PROMPT: Bring together copies of the lines in the data below that contain the word "JSON".

[Excerpts from an interface dataset]
+++++
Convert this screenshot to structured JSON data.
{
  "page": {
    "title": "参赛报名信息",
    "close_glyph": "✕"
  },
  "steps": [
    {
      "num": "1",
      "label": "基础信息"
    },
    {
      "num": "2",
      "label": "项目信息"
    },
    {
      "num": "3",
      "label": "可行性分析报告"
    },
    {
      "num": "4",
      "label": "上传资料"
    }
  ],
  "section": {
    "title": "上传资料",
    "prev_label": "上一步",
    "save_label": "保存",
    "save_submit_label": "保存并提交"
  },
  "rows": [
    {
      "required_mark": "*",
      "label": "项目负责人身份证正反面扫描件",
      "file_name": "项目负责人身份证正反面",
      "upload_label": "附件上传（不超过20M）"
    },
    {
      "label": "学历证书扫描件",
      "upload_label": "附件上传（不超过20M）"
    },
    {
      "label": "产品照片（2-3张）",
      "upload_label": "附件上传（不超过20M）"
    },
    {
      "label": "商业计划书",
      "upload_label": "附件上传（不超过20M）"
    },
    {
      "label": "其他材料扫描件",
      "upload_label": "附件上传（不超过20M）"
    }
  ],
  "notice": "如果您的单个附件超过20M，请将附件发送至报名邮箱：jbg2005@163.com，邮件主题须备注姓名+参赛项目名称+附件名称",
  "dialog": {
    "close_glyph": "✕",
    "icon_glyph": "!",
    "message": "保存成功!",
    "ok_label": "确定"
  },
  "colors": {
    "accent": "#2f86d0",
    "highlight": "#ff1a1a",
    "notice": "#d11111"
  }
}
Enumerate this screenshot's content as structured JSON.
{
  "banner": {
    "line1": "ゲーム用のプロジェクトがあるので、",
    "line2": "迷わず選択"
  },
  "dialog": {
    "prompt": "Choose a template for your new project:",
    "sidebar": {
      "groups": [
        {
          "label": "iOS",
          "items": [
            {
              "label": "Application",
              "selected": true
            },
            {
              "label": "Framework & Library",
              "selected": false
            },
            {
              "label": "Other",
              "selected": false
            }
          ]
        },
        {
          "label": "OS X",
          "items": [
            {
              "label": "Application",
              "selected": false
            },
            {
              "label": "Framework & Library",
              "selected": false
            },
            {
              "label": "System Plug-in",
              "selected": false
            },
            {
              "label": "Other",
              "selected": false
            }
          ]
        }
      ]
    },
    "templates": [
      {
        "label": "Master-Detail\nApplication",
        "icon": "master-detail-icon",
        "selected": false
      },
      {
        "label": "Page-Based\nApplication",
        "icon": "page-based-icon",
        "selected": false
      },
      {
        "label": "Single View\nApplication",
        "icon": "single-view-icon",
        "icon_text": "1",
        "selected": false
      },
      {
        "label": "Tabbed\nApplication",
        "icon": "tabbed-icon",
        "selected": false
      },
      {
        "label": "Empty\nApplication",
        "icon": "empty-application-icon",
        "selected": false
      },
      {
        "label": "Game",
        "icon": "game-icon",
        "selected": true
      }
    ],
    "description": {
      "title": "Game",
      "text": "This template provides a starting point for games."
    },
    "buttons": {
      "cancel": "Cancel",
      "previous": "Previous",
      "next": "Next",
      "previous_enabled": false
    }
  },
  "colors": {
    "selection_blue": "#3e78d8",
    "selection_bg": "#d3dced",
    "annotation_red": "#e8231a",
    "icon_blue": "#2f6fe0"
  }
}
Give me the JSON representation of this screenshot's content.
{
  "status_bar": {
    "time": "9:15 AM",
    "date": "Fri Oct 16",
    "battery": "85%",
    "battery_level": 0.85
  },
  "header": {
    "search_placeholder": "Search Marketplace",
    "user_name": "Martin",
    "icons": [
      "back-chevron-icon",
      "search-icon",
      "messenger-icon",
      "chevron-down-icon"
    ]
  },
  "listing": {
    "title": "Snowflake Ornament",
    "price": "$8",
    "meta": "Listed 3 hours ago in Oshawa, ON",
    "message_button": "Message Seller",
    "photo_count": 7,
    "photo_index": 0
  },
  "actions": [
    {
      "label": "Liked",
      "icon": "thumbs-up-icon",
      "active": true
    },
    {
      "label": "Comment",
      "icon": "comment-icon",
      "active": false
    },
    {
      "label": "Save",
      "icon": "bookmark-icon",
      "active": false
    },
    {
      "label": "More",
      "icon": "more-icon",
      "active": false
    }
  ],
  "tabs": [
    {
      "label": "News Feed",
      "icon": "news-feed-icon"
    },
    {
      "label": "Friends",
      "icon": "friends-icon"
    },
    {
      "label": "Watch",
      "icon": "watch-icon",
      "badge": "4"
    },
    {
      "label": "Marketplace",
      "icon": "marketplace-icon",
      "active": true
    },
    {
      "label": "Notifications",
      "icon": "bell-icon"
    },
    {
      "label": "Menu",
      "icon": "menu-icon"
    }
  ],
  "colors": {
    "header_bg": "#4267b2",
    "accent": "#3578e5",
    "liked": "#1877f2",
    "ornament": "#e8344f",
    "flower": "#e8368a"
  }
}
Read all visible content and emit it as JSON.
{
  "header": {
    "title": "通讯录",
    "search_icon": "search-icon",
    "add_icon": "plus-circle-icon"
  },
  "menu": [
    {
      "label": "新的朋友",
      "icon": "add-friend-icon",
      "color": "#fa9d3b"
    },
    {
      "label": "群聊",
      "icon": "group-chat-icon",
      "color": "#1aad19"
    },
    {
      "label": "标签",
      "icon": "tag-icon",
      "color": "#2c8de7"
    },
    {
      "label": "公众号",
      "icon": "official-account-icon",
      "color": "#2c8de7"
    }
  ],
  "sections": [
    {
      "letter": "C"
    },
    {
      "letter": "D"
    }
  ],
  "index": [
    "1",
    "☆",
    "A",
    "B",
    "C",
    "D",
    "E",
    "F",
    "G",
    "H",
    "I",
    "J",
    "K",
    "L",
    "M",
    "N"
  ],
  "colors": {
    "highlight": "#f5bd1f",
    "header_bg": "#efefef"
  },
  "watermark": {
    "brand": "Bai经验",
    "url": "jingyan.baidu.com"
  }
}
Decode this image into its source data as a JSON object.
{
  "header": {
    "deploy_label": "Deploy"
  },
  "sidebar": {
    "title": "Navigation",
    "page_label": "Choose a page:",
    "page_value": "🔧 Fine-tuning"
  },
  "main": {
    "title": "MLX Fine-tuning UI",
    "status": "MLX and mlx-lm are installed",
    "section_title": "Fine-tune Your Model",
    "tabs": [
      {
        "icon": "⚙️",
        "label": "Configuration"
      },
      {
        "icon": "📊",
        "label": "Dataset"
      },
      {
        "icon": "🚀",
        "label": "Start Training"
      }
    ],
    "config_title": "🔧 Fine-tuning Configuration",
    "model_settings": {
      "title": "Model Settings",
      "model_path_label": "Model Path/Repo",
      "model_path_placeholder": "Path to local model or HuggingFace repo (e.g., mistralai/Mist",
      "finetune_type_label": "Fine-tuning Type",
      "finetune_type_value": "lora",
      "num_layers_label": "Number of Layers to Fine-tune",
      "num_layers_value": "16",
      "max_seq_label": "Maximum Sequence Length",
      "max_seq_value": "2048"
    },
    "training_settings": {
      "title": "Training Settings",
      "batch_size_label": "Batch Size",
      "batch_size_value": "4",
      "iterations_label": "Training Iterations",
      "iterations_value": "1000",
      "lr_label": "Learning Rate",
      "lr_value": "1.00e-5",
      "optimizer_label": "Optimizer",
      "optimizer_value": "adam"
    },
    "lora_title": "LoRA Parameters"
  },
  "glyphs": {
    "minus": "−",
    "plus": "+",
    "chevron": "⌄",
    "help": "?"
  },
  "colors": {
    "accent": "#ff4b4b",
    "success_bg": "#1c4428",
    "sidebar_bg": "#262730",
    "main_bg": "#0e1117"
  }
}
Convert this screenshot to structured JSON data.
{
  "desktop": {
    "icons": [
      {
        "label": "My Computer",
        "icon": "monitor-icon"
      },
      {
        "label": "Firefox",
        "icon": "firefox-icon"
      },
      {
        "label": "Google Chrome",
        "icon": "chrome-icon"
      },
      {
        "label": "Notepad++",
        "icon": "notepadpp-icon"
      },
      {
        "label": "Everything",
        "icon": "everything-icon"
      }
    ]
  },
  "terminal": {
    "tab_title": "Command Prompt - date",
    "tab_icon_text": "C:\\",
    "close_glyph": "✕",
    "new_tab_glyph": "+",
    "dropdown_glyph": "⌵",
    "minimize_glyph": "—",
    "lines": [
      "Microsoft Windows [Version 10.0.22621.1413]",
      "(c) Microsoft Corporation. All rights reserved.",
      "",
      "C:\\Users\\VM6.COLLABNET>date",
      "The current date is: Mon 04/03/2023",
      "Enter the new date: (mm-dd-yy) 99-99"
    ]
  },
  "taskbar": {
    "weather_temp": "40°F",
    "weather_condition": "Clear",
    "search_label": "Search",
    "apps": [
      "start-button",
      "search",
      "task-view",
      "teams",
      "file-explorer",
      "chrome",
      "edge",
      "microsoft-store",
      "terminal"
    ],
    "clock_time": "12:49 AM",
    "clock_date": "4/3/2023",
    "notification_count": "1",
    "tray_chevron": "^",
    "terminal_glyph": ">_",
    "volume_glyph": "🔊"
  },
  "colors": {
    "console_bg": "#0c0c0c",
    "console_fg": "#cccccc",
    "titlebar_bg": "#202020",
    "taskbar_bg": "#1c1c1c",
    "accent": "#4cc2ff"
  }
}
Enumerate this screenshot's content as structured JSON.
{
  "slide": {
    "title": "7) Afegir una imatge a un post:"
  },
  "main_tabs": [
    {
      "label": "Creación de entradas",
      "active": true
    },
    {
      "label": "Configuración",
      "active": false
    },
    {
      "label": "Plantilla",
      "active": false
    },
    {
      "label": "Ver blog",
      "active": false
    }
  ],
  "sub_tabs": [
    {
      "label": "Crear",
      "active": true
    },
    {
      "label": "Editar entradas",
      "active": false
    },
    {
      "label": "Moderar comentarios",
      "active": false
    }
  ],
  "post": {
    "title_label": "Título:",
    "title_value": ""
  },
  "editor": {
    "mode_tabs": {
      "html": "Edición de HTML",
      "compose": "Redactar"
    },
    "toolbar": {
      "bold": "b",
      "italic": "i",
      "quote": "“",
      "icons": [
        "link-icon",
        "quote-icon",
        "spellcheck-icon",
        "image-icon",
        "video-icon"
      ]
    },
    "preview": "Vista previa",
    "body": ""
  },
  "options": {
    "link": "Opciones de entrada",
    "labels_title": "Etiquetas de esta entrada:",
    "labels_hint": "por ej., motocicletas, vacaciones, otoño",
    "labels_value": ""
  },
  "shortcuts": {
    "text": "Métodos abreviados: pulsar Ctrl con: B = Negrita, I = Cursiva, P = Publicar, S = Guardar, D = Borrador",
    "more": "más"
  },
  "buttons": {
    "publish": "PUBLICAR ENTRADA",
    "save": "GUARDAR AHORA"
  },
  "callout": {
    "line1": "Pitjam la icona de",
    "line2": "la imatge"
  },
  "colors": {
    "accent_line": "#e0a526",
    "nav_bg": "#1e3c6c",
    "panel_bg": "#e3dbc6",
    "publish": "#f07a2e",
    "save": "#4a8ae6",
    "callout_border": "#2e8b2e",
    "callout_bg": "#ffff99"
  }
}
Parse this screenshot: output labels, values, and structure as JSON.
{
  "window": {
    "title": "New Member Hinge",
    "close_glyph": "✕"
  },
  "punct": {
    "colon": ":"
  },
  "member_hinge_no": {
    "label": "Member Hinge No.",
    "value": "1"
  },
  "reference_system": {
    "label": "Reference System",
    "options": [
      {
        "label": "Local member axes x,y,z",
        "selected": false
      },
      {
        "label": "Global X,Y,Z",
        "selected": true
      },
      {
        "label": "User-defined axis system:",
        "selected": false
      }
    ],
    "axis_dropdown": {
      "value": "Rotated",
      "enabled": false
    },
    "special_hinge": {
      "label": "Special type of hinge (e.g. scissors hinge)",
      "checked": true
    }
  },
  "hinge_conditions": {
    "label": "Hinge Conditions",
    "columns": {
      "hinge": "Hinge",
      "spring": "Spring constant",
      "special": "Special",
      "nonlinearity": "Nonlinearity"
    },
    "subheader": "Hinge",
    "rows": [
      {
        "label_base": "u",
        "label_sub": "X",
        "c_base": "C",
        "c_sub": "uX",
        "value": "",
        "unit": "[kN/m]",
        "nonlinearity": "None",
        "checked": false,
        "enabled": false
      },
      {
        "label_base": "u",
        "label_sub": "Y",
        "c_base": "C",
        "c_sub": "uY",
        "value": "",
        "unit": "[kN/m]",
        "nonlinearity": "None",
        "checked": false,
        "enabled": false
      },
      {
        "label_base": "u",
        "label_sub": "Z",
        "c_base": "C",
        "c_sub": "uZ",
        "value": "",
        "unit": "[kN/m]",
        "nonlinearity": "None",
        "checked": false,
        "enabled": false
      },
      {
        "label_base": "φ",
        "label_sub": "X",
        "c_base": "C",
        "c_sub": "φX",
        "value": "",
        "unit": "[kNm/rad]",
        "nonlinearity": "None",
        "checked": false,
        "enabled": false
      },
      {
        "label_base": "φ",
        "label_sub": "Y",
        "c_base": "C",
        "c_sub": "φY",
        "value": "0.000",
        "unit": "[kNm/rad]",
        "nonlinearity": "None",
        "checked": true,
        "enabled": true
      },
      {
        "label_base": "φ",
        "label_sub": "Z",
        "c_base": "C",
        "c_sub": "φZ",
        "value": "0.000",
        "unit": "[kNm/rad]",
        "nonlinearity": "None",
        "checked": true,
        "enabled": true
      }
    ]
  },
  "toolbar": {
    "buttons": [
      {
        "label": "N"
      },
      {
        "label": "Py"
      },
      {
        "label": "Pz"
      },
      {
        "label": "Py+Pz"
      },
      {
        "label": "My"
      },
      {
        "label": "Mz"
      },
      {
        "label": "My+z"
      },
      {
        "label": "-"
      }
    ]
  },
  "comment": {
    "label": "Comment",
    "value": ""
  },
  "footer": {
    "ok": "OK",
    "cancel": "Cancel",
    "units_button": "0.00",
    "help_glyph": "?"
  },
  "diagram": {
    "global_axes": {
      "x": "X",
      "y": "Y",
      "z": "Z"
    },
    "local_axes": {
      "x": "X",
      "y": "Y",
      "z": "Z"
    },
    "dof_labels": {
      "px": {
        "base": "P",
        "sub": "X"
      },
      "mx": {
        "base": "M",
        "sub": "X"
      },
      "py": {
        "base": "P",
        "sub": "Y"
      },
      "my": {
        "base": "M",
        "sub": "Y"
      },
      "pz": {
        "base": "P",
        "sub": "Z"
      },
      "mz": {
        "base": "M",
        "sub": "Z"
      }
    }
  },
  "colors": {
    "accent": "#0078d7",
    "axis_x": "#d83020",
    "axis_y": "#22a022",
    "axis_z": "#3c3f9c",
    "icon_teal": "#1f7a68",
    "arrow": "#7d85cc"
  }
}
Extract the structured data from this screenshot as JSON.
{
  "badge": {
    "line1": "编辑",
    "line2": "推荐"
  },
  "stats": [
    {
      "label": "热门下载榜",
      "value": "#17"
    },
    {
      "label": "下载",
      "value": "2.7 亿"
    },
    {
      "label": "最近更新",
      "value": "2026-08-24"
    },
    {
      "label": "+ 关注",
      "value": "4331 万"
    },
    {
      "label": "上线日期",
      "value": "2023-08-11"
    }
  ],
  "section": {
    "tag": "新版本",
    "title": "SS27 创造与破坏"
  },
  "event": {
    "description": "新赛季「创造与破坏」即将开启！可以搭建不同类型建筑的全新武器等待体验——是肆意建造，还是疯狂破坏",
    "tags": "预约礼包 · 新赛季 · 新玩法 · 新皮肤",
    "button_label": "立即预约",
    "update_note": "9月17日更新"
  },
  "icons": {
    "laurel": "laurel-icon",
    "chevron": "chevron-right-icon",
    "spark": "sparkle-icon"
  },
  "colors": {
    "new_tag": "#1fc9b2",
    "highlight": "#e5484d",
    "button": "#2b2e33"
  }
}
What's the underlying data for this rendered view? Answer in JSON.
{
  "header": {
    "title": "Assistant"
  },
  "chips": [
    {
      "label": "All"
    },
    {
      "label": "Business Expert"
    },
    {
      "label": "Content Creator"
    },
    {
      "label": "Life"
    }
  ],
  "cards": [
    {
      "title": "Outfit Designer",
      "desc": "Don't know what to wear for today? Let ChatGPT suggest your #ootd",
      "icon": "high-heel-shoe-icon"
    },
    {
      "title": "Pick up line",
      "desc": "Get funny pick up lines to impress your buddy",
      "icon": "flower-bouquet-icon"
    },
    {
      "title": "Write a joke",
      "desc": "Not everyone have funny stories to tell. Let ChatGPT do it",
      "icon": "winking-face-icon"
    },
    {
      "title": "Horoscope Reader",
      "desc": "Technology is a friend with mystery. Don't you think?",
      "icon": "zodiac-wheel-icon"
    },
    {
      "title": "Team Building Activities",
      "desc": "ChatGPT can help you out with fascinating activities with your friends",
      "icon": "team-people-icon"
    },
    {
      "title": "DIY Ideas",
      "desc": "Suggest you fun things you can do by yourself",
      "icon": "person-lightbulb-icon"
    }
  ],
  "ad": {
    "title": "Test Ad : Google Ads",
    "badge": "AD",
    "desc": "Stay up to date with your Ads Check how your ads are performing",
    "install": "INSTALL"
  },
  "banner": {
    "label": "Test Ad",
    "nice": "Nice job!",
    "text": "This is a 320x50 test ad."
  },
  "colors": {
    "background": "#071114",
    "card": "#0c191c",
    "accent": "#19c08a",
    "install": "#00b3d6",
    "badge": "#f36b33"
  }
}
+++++
TASK RESULT:
Convert this screenshot to structured JSON data.
Enumerate this screenshot's content as structured JSON.
Give me the JSON representation of this screenshot's content.
Read all visible content and emit it as JSON.
Decode this image into its source data as a JSON object.
Convert this screenshot to structured JSON data.
Enumerate this screenshot's content as structured JSON.
Parse this screenshot: output labels, values, and structure as JSON.
Extract the structured data from this screenshot as JSON.
What's the underlying data for this rendered view? Answer in JSON.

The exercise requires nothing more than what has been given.